Step 2: Application Setup Code¶
Now that we have the schema in place, we can create the application module.
Let’s call it
flaskr.py. We will place this file inside the
folder. We will begin by adding the imports we need and by adding the config
section. For small applications, it is possible to drop the configuration
directly into the module, and this is what we will be doing here. However,
a cleaner solution would be to create a separate
load that, and import the values from there.
First, we add the imports in
# all the imports import os import sqlite3 from flask import Flask, request, session, g, redirect, url_for, abort, \ render_template, flash
Next, we can create our actual application and initialize it with the
config from the same file in
# create our little application :) app = Flask(__name__) app.config.from_object(__name__) # Load default config and override config from an environment variable app.config.update(dict( DATABASE=os.path.join(app.root_path, 'flaskr.db'), SECRET_KEY='development key', USERNAME='admin', PASSWORD='default' )) app.config.from_envvar('FLASKR_SETTINGS', silent=True)
Config object works similarly to a dictionary so we
can update it with new values.
Operating systems know the concept of a current working directory for each process. Unfortunately, you cannot depend on this in web applications because you might have more than one application in the same process.
For this reason the
app.root_path attribute can be used to
get the path to the application. Together with the
files can then easily be found. In this example, we place the
database right next to it.
For a real-world application, it’s recommended to use Instance Folders instead.
Usually, it is a good idea to load a separate, environment-specific
configuration file. Flask allows you to import multiple configurations and it
will use the setting defined in the last import. This enables robust
from_envvar() can help achieve this.
Simply define the environment variable
FLASKR_SETTINGS that points to
a config file to be loaded.

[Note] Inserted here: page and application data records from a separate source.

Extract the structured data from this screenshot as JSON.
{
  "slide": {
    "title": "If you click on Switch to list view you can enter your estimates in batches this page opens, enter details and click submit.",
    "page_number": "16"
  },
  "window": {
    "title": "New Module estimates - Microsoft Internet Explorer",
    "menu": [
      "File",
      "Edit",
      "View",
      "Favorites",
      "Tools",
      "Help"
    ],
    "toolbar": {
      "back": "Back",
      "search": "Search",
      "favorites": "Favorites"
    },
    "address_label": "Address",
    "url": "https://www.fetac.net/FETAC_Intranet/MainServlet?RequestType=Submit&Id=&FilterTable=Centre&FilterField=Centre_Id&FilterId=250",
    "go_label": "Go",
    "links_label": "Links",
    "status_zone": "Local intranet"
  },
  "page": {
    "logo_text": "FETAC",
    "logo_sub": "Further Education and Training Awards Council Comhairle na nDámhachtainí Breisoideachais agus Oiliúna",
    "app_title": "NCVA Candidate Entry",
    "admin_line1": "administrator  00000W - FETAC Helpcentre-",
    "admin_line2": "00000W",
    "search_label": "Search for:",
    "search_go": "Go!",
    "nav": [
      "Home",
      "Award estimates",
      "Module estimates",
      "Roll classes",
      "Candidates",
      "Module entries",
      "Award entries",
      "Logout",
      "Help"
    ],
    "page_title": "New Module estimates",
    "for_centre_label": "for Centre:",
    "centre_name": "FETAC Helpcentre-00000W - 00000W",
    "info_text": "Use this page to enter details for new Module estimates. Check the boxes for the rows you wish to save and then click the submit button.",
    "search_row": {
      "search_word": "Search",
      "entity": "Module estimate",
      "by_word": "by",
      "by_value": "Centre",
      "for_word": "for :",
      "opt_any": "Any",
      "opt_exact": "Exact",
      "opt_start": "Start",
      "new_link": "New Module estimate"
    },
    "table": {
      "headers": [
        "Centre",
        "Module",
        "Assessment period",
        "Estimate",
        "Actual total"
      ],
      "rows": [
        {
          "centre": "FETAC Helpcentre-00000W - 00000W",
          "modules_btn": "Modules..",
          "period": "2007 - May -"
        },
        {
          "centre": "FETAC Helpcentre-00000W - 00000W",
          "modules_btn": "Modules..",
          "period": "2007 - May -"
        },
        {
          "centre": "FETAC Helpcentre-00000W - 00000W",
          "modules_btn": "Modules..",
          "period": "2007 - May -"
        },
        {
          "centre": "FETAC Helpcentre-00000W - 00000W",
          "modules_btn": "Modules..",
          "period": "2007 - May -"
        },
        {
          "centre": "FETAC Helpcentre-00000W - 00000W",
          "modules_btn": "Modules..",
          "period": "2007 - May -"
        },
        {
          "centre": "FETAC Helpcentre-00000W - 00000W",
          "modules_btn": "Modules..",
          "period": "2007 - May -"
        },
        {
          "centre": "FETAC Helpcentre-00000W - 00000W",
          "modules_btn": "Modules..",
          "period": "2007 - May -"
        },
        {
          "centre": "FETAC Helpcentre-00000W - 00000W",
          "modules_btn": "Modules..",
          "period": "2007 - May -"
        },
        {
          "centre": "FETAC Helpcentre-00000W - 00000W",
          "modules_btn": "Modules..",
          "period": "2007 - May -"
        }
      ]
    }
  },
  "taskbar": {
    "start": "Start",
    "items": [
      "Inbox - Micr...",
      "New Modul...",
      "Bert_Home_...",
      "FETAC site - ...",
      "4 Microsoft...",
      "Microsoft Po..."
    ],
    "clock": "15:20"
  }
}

The silent switch just tells Flask to not complain
if no such environment key is set.
In addition to that, you can use the
method on the config object and provide it with an import name of a
module. Flask will then initialize the variable from that module. Note
that in all cases, only variable names that are uppercase are considered.
SECRET_KEY is needed to keep the client-side sessions secure.
Choose that key wisely and as hard to guess and complex as possible.
We will also add a method that allows for easy connections to the
specified database. This can be used to open a connection on request and
also from the interactive Python shell or a script. This will come in
handy later. We create a simple database connection through SQLite and
then tell it to use the
sqlite3.Row object to represent rows.
This allows us to treat the rows as if they were dictionaries instead of
def connect_db(): """Connects to the specific database.""" rv = sqlite3.connect(app.config['DATABASE']) rv.row_factory = sqlite3.Row return rv
With that out of the way, you should be able to start up the application without problems. Do this with the following commands:
export FLASK_APP=flaskr export FLASK_DEBUG=1 flask run
(In case you are on Windows you need to use set instead of export).
FLASK_DEBUG flag enables or disables the interactive debugger.
Never leave debug mode activated in a production system, because it will
allow users to execute code on the server!
You will see a message telling you that server has started along with the address at which you can access it.
When you head over to the server in your browser, you will get a 404 error because we don’t have any views yet. We will focus on that a little later, but first, we should get the database working.
Externally Visible Server
Want your server to be publicly available? Check out the externally visible server section for more information.
Continue with Step 3: Database Connections.